— REQUIRED WORK —
Count the lines below in which "title" appears, then give that number by itself.

— DATA UNDER STUDY —
_ _ _ _ _
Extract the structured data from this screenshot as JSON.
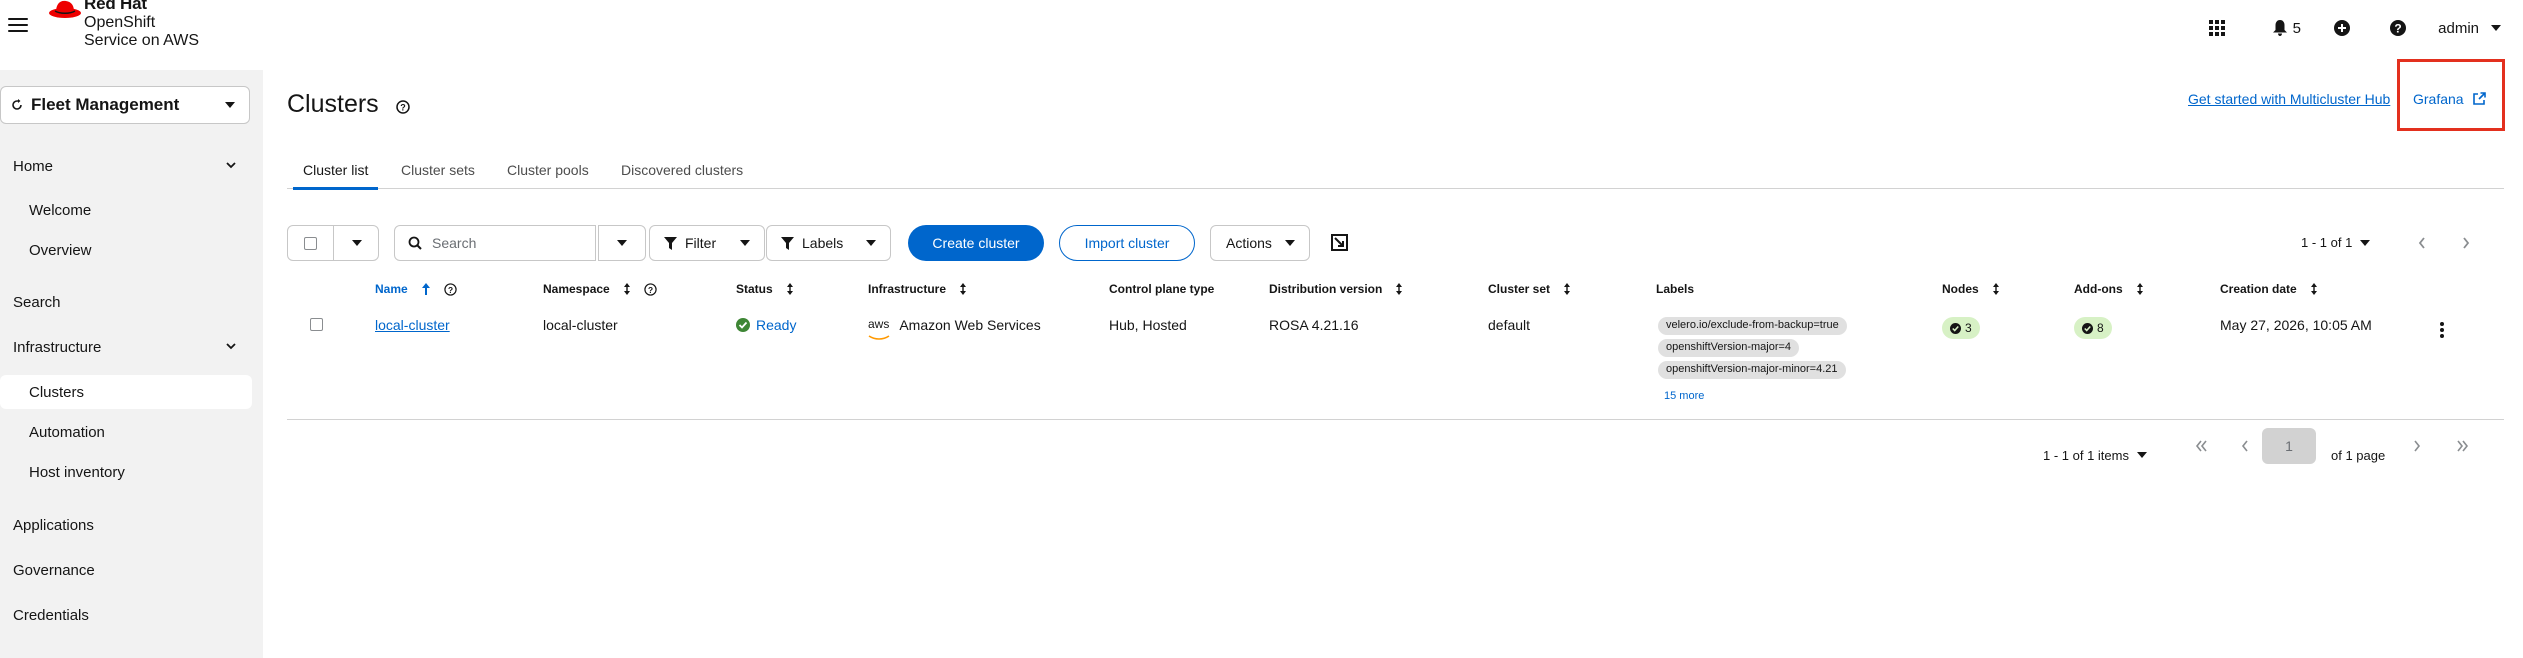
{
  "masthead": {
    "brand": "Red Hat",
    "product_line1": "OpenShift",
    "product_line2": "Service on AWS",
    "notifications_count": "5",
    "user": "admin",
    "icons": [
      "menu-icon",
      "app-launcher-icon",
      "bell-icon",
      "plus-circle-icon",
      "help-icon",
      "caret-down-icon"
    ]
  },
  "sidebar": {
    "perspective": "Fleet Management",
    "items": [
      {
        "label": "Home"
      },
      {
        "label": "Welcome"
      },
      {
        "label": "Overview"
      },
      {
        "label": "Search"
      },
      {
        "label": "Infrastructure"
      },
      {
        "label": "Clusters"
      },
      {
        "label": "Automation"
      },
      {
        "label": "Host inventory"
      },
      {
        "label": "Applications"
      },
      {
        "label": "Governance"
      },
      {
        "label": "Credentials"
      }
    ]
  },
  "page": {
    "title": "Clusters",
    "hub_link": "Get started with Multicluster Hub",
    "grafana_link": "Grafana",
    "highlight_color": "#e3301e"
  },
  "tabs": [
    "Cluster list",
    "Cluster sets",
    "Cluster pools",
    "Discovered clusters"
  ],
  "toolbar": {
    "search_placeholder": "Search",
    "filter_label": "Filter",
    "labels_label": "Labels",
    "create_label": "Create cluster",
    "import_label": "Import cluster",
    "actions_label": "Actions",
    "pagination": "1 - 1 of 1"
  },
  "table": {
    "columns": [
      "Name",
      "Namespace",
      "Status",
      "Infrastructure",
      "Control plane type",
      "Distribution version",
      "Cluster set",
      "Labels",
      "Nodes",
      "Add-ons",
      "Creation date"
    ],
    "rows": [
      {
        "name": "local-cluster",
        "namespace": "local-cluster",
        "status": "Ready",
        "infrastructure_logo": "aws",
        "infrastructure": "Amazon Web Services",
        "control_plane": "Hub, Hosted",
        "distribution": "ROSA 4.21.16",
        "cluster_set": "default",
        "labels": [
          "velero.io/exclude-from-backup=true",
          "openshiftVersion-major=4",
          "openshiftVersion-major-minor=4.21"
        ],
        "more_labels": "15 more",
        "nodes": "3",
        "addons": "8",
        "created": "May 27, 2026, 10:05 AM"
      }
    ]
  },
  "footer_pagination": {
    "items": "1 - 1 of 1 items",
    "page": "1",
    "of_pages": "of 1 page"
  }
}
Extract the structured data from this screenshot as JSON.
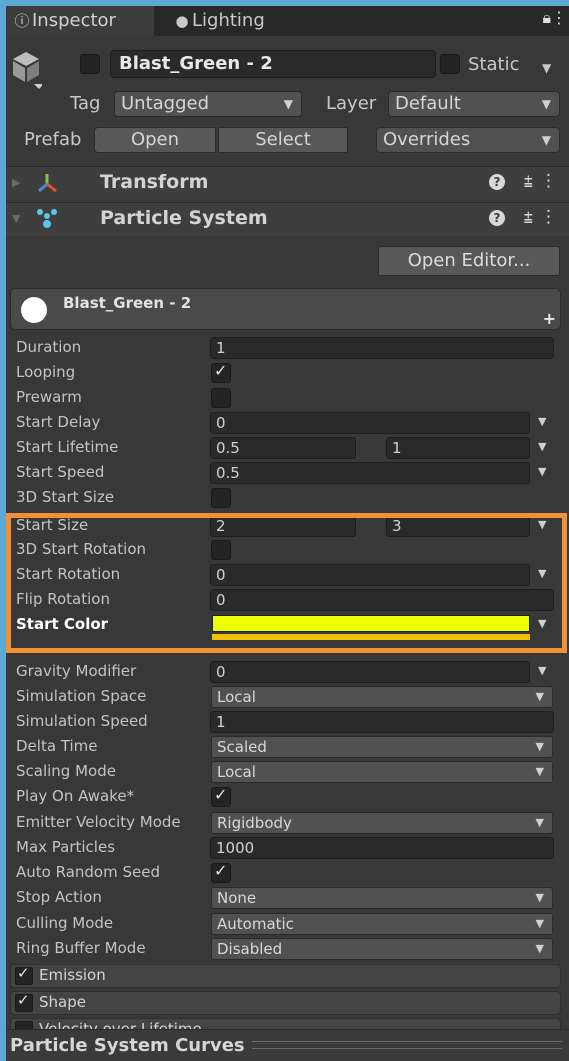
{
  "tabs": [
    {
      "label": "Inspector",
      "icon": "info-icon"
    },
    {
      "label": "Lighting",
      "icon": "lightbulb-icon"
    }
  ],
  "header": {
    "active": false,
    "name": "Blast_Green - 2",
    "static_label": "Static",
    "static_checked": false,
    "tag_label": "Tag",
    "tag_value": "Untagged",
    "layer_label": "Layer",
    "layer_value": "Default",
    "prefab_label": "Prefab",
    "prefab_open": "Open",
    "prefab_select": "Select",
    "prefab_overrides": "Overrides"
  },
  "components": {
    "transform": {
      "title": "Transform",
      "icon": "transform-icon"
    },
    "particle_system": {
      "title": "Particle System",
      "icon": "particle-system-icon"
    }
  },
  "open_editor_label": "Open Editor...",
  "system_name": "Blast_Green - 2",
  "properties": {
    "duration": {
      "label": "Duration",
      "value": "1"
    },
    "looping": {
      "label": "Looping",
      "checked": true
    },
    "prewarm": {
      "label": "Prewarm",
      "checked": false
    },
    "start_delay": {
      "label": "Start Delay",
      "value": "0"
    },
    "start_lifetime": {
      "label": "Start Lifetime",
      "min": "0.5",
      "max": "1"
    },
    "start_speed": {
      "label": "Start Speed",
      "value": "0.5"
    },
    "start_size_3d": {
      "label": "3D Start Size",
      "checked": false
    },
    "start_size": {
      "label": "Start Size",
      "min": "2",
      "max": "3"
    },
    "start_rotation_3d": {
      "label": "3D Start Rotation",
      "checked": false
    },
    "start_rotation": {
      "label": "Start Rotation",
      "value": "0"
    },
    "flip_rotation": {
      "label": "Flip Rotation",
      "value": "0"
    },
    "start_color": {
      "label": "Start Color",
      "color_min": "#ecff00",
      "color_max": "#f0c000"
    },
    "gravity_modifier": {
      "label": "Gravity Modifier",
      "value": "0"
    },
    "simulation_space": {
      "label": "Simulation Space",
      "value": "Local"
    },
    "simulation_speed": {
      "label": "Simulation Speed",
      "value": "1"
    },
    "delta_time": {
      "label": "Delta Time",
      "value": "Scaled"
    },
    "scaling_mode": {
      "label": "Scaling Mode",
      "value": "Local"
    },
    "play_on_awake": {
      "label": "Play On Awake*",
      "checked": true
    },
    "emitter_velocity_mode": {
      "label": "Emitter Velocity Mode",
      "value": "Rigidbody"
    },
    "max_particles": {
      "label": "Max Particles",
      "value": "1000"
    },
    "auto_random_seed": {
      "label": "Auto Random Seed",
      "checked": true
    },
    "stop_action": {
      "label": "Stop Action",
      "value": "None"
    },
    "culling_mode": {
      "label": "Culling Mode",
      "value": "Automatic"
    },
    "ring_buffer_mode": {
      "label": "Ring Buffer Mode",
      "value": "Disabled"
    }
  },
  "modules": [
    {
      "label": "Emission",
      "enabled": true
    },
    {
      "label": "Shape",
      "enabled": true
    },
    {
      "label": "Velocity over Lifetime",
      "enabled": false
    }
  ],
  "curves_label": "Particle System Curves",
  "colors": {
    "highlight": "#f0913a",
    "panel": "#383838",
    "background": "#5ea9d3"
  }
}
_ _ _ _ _
— WRITTEN RESPONSE —
3